“Me too.” Jacob releases his grip on the backpack and relaxes into his seat. “So . . . MINCHIP?” He feels himself opening up a bit, trusting this “Mort” a bit more.
Mort picks at his teeth, sucks whatever he dislodged into his mouth and swallows. “Yep. Food service. Cook. Served a lot of you guys before the plague. Then . . . well, you know.” Mort gestures to his dirty clothes, then the scenery streaking by outside the window.
“I’m not one of the guys anymore. I left IsoNet.” Jacob’s gaze falls on the worn-out aisle between them.
“Like, for good?”
“For good. I really wanted to leave after the data leak, but I wanted the money. The fire sort of, I donno, set me free.” Jacob looks back up at Mort, looks directly into the man’s bloodshot eyes. They shine, despite the irritation and crystalized mucus
“Must be nice,” Mort says for the second time. He picks his teeth, runs his tongue across them. “So you like fire, Jake?” The light in Mort’s eyes shifts into the infrared, throwing pure heat into the space between them.
Jacob feels the anger and rage in his guts—icy cold and acidic at the same time. He doesn’t know how to answer.
“Sure you do. Set you free, didn’t it?” Mort reaches into the pocket of his blazer and pulls out a dented Zippo lighter, like a movie cliche. He strikes it, lets it burn for a second, then snaps the lighter shut and stuffs it back into his pocket. He chuckles and the heat fades from his eyes. “Lighten up, Jake . . . And maybe say thank you.”
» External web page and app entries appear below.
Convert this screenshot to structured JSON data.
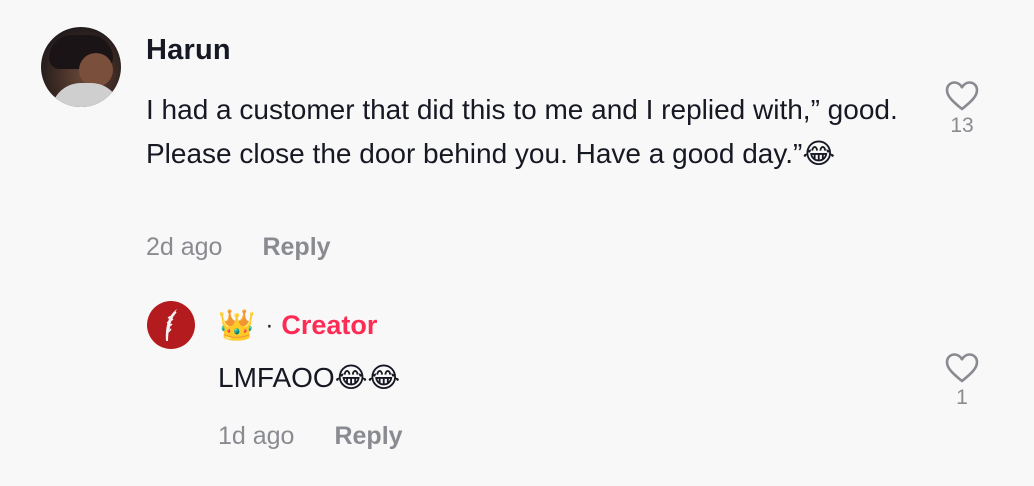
{
  "comment": {
    "username": "Harun",
    "text": "I had a customer that did this to me and I replied with,” good. Please close the door behind you. Have a good day.”",
    "emoji": "😂",
    "time": "2d ago",
    "reply_label": "Reply",
    "likes": "13"
  },
  "reply": {
    "crown": "👑",
    "separator": "·",
    "badge": "Creator",
    "text": "LMFAOO",
    "emojis": "😂😂",
    "time": "1d ago",
    "reply_label": "Reply",
    "likes": "1"
  },
  "colors": {
    "background": "#f8f8f8",
    "text": "#161823",
    "muted": "#8a8b91",
    "creator": "#fe2c55",
    "reply_avatar": "#b31b1e"
  },
  "icons": {
    "like": "heart-outline-icon",
    "reply_avatar_symbol": "feather-icon"
  }
}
The bus’ robotic voice breaks the tension. “Next stop, Cascade Station.”
“This is me,” Mort says. He eases up off the seat, swaying a bit as the bus rounds a corner. “Have a good one, Jake.” He takes a few uneasy steps toward the doors, his hand on the grubby railing.
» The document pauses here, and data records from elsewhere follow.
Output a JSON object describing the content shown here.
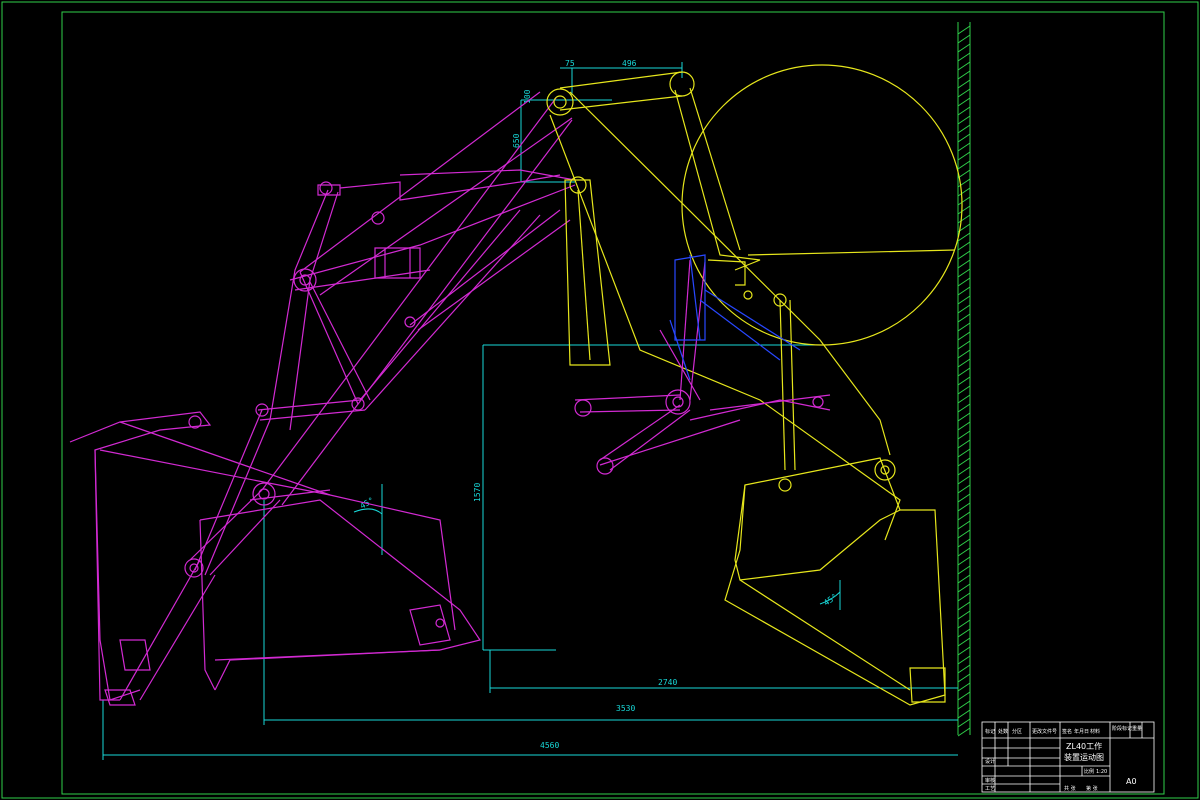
{
  "colors": {
    "background": "#000000",
    "border": "#2fd04a",
    "dimension": "#18d8d8",
    "mechanism_magenta": "#d22ad2",
    "mechanism_yellow": "#e6e61c",
    "mechanism_blue": "#2848ff",
    "hatch": "#2fd04a",
    "titleblock": "#ffffff"
  },
  "dimensions": {
    "d75": "75",
    "d496": "496",
    "d100": "100",
    "d650": "650",
    "d1570": "1570",
    "d2740": "2740",
    "d3530": "3530",
    "d4560": "4560",
    "angle_left": "45°",
    "angle_right": "45°"
  },
  "title_block": {
    "header_cols": [
      "标记",
      "处数",
      "分区",
      "更改文件号",
      "签名",
      "年月日"
    ],
    "material_label": "材料",
    "title_line1": "ZL40工作",
    "title_line2": "装置运动图",
    "drawing_no": "A0",
    "role_designer": "设计",
    "role_check": "审核",
    "role_process": "工艺",
    "stage_label": "阶段标记",
    "weight_label": "重量",
    "scale_label": "比例",
    "scale_value": "1:20",
    "sheet_label": "共 张",
    "sheet_label2": "第 张"
  }
}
Jacob’s nose stings as Mort gets closer. It hasn’t worked quite right since he got sick last spring, but the smell is strong enough to register anyway: Gasoline.
Mort smiles, his cracked tooth flashing in the sharp blue glow of the overhead LEDs. “Hope you catch something,” he says. The bust trundles to a stop, the doors hiss open, and mort staggers out into the smokey air.
Jacob’s phone buzzes in his pocket. He pulls it out to see a notification from his coworker, sent through an encrypted client: [it was you? you’re all over the news IsoNet is after you where are you]
The bus chimes. “Next stop, Portland airport.”
Jacob turns off his phone and sets it down on the seat next to him. He stands up and throws the backpack’s strap over one shoulder. The bus stops and the doors hiss open. He grabs the fishing rod and steps down onto the ashy pavement.